Five months after a house explosion in Firestone, Colorado killed two people and seriously injured another, state regulators have published a schedule for the revision of pipeline standards that begins with the first of two stakeholder meetings today and concludes with public hearings on December 11 and 12.

Colorado Gov. John Hickenlooper ordered a three-month review of the state’s entire pipeline system after the explosion “to ensure that what happened to the Martinez and Irwin families never happens again.”

Firestone House Explosion

Erin Martinez was seriously injured and her husband Mark and brother, Joesph Irwin, were killed in a house explosion in the Oak Meadows subdivision of Firestone on April 17.

Investigators determined that a gas leak from a nearby pipeline was the source of the explosion. A set of flow lines had been abandoned when the tank battery was moved prior to the development of the subdivision, but only one of them was disconnected and capped. Gas was still flowing through the other line, which terminated six feet away from the foundation of the Martinez home.

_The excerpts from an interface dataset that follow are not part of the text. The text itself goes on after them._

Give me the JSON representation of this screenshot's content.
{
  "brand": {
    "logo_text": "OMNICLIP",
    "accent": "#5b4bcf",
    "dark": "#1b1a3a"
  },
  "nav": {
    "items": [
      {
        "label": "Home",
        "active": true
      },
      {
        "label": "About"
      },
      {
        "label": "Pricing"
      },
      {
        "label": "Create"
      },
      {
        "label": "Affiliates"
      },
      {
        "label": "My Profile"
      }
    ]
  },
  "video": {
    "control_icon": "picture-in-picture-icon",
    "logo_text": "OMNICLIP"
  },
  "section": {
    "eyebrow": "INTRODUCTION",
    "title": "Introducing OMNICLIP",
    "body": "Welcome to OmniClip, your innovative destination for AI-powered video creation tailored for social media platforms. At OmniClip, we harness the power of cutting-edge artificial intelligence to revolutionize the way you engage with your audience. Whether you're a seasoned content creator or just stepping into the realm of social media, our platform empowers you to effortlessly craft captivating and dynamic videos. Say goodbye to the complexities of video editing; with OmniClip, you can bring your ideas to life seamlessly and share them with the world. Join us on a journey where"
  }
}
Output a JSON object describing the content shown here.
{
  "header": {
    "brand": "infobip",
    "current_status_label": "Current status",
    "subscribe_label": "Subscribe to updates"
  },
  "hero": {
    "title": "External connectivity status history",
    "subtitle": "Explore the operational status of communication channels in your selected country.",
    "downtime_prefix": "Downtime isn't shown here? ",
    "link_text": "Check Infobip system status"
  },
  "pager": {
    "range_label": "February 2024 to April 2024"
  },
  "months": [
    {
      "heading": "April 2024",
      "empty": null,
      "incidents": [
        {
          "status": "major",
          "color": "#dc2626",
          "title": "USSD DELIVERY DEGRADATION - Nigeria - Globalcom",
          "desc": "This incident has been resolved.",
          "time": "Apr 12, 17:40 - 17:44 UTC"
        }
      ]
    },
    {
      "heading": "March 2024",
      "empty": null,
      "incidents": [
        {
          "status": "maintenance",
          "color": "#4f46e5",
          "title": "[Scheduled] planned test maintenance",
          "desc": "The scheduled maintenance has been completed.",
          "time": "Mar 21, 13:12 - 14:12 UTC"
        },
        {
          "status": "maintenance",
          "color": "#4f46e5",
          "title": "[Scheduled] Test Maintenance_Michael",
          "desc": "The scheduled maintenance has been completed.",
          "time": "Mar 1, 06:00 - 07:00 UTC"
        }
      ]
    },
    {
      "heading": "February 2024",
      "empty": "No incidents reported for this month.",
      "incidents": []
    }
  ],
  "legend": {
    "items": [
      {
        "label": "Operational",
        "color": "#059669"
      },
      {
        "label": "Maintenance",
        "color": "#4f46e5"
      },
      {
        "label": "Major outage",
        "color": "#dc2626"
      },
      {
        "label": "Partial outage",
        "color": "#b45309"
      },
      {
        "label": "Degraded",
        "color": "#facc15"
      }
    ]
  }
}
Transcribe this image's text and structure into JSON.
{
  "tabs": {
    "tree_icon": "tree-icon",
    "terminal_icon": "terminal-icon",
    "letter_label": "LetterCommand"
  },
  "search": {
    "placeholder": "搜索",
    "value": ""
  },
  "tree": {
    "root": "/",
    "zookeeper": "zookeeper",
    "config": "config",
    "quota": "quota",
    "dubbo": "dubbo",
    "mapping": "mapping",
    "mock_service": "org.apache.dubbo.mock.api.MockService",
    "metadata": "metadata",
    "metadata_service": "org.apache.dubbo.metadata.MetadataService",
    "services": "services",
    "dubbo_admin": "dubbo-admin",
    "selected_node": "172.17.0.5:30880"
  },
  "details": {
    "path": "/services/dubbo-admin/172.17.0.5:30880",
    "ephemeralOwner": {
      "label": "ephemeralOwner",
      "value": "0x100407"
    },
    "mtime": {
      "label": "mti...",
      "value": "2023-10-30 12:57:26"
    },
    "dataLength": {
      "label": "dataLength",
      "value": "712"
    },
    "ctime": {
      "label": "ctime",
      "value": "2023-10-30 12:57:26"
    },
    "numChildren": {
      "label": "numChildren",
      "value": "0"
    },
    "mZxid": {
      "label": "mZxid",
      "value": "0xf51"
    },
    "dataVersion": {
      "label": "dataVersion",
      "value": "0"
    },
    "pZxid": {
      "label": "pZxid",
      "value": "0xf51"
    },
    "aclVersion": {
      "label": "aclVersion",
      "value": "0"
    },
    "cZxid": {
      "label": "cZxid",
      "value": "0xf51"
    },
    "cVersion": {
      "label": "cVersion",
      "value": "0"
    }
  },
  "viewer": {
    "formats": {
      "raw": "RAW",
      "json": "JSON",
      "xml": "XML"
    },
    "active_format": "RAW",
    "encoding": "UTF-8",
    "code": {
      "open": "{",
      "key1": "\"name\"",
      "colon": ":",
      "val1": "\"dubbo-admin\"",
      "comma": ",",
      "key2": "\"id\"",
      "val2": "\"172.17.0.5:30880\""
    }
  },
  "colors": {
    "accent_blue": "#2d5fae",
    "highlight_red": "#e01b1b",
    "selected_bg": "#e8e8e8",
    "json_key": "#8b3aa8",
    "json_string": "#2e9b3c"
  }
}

Mark and Joseph were working on a hot water heater in the basement of the recently constructed home when the explosion occurred killing both of them and engulfing what remained of the home in an inferno. Erin, who was pinned beneath the rubble, was rescued by quick-thinking construction crew working nearby who used a forklift to lift the debris and pull her to safety. She suffered serious burns and other injuries

Anadarko Petroleum Corporation operates the well and roughly 3,000 other older, vertical wells in northeastern Colorado. After the explosion, the company temporarily shut them all down while testing was conducted.

The pipeline revisions stakeholders are discussing today will include improvements that can be made in design, testing and the process of permanently shutting down flow lines.

House Fire